Biometric security company Facewatch, which has been facing backlash for deploying facial recognition surveillance in retail stores across the UK, may be facing another public relations problem.
During a closed-door meeting with the company in March, the UK Home Office agreed to advocate rolling out facial recognition in high street stores and supermarkets by sending a letter to the country’s privacy watchdog the Information Commissioner’s Office (ICO), a new report from The Guardian has revealed.
During the undisclosed consultation, Facewatch Founder Simon Gordon, policing minister Chris Philp and other Home Office officials discussed “retail crime and the benefits of privately owned facial recognition technology,” according to the meeting minutes obtained by privacy NGO Big Brother Watch.
The NGO argues that the meeting opens questions about government pressure on the independent regulator.
“The Home Office must urgently answer questions about this meeting, which appears to have led officials to lean on the [the Information Commissioner’s Office] in order to favor a firm that sells highly invasive facial recognition technology,” says Big Brother Watch Advocacy Manager Mark Johnson. “Government Ministers should strive to protect human rights, not cozy up to private companies whose products pose serious threats to civil liberties in the UK.”
The news comes amid mounting criticism from civil rights groups and members of the British Parliament against Facewatch and its biometric systems, deployed in nearly 400 high-street shops and supermarkets across the country.
Facewatch’s facial recognition solution, licensed from Amazon and RealNetworks (SAFR), aims to help businesses protect their customers, staff and stock by scanning people’s faces in real-time and sending an alert if a “subject of interest” has entered a store.
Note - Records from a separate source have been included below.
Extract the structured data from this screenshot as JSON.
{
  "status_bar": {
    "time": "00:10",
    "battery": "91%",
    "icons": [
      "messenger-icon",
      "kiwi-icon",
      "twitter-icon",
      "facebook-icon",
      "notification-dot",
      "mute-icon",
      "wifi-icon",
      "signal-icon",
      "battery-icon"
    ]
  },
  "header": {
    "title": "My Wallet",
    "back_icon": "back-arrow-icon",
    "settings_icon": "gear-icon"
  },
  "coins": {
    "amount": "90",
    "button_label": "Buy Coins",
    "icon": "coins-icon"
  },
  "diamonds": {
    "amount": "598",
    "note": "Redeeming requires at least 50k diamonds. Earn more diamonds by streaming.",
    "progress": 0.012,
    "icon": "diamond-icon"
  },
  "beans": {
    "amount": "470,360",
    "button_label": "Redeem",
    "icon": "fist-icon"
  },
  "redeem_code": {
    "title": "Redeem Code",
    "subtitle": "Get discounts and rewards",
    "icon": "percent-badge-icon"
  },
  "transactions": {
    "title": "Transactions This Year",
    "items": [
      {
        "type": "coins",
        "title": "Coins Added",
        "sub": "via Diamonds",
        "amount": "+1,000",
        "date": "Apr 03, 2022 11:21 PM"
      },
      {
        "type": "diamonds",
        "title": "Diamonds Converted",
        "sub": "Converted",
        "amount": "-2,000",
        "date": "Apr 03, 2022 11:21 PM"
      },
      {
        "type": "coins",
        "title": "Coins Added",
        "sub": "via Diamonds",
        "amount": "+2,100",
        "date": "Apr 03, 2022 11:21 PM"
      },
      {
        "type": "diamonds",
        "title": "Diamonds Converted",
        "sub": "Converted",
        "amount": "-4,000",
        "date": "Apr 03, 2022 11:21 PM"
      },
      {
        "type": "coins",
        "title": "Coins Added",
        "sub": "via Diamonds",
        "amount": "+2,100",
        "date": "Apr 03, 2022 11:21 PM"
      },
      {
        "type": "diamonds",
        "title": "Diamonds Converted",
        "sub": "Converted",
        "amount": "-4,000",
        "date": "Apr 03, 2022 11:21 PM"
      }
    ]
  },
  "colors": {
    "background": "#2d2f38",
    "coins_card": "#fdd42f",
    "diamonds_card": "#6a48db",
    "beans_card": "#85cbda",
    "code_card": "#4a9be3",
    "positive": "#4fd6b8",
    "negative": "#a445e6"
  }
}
The technology has found increasing adoption as stores report higher levels of shoplifting and other crime. At the same time, retailers have been complaining that the police are no longer taking retail crime seriously.
Responding to allegations that the Home Office is lobbying in favor of facial recognition cameras instead of more police work, Facewatch’s Gordon said that businesses had the responsibility to look after employees.
“It’s not the police’s job to look after your staff – you’ve got to take basic precautions,” he told The Guardian.
Gordon also defended Facewatch’s system saying it has few downsides. The images of innocent shoppers are kept on the system for 14 days. With the current accuracy of its camera technology standing at 99.85 percent, misidentification is rare and when they do happen, the implications are “minor,” he says.
In July 2022, Big Brother Watch filed a complaint against the company and food retailer Southern Co-operative to the Information Commissioner’s Office, arguing that supermarkets were adding customers to secret watchlists with no due process.
In March 2023, the regulator concluded that Facewatch’s system was permissible under law. But the Information Commissioner’s Office also found that the company’s policies had breached data protection legislation on eight points, according to documents obtained by the NGO, with Facewatch promising to address the issues.
Since then, the firm has been advertising on its website and social media that the regulator deemed it fully compliant with UK Data Protection law.” This month, however, the Information Commissioner’s Office said that its approval is overstated and requested the company to stop using its logo in promotional material. The firm also deleted the UK DPA compliance statement on its website.
In April, more than 40 Members of the British Parliament signed a letter to the retail conglomerate Frasers Group, which uses systems made by the London-based startup, urging it to abandon technology they call “invasive and discriminatory.”